The New York City Department of Housing Preservation and Development (HPD) and New York City Housing Development Corporation (HDC) joined Alembic Community Development, Services for the UnderServed (SUS), and project partners to celebrate the start of construction on Henry Apartments, a two-building, 134-unit supportive housing development in the Ocean Hill neighborhood of Brooklyn. Of the total 134 units of affordable housing, 78 units will be set aside for formerly homeless families and individuals. The remaining units will serve extremely low- and low-income individuals and families earning anywhere from $29,400 to $50,340 annually. Residents will have access to on-site supportive services through Services for the UnderServed.
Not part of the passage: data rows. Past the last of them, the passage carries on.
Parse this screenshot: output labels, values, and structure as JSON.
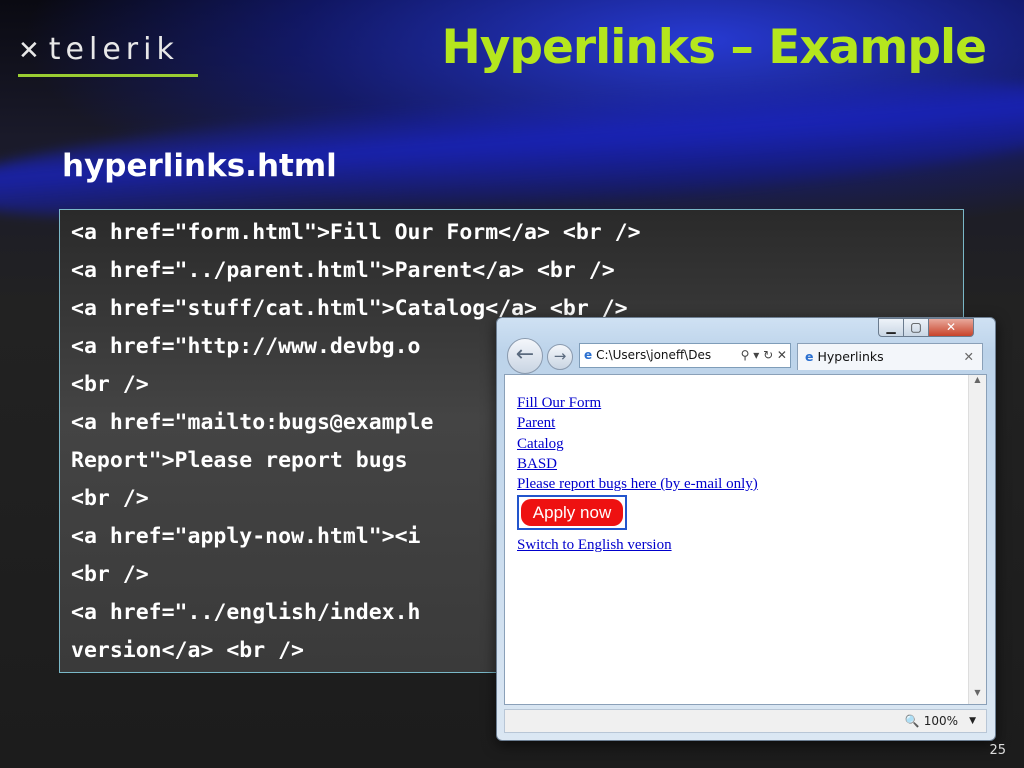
{
  "logo": {
    "mark": "✕",
    "text": "telerik"
  },
  "slide": {
    "title": "Hyperlinks – Example",
    "subtitle": "hyperlinks.html",
    "page_number": "25"
  },
  "code_lines": [
    "<a href=\"form.html\">Fill Our Form</a> <br />",
    "<a href=\"../parent.html\">Parent</a> <br />",
    "<a href=\"stuff/cat.html\">Catalog</a> <br />",
    "<a href=\"http://www.devbg.o",
    "<br />",
    "<a href=\"mailto:bugs@example",
    "Report\">Please report bugs",
    "<br />",
    "<a href=\"apply-now.html\"><i",
    "<br />",
    "<a href=\"../english/index.h",
    "version</a> <br />"
  ],
  "browser": {
    "window_controls": {
      "minimize": "▁",
      "maximize": "▢",
      "close": "✕"
    },
    "back_icon": "←",
    "forward_icon": "→",
    "address": "C:\\Users\\joneff\\Des",
    "address_tools": "⚲ ▾ ↻ ✕",
    "tab_title": "Hyperlinks",
    "tab_close": "✕",
    "links": [
      "Fill Our Form",
      "Parent",
      "Catalog",
      "BASD",
      "Please report bugs here (by e-mail only)"
    ],
    "apply_button": "Apply now",
    "switch_link": "Switch to English version",
    "zoom": "100%",
    "zoom_arrow": "▼",
    "scroll_up": "▲",
    "scroll_down": "▼"
  }
}
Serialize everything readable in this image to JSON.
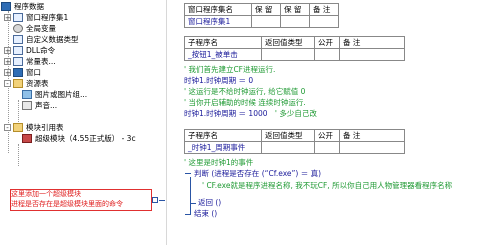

The development of this long vacant land into affordable housing will be financed under Mayor Bill de Blasio’s Housing New York: A Five-Borough, 10-Year Housing Plan. The plan aims to create and preserve 200,000 units of affordable housing. The most comprehensive affordable housing plan in the City’s history and largest municipal housing plan in the nation, its goal is to help address New York City’s affordability crisis by reaching more than half a million New Yorkers ranging from those with very low incomes to those in the middle class, all of whom face ever-rising rents.
The New York City Landmarks Preservation Commission is seeking public input on its need to address the backlog of properties that have been heard in public hearings but have not been designated or acted upon.
The Commission’s backlog includes 95 properties that were placed on the Commission’s calendar prior to 2010 and are currently inactive, of which 80 were calendared 20 or more years ago.
The Commission requests that interested parties submit ideas and suggestions for addressing the backlog of calendared properties. Specifically, the Commission seeks practical proposals for addressing the backlog in a timely fashion, including the articulation of standards for identifying which properties should be issued No Action Letters. No Action Letters remove items without reference to merit and do not prevent the Commission from re-calendaring the building or site in the future.
The Commission would like to provide the opportunity for stakeholders to contribute to our analysis. We request that any interested party submit ideas by close of business day on May 1, 2015.
Please submit suggestions to the New York City Landmarks Preservation Commission by mail to: 1 Centre Street, 9th Floor North, New York, NY 10007, or by e-mail to firstname.lastname@example.org.
The 421-a partial tax exemption program is set to expire in June 2015. While some have called for the termination of the program, the negative effect on housing production would be significant if the 421-a program were not renewed. New York City would likely experience a sharp drop off in the production of new housing units, a major loss of middle income and other affordable housing construction, a continued skewing of the market toward condominium units rather than rental production, and further increase in housing costs.
To demonstrate the importance of the 421-a program to the creation of multi-family rental housing—and particularly to the affordable units that many of these projects include—REBNY has analyzed a sampling of some of the larger projects furthest along in the development pipeline. While it is not intended as a comprehensive look at all of the projects that are relying on the renewal of 421-a, this analysis begins to tally some of the market-rate and affordable rental units that would likely not be created if the 421-a program were not renewed this June—a full accounting of the units in jeopardy would likely be considerably higher. These preliminary findings indicate that over 5,484 affordable rental units would likely never be built, along with the 13,801 market rate rental units associated with the same projects.
To download the full analysis, click here.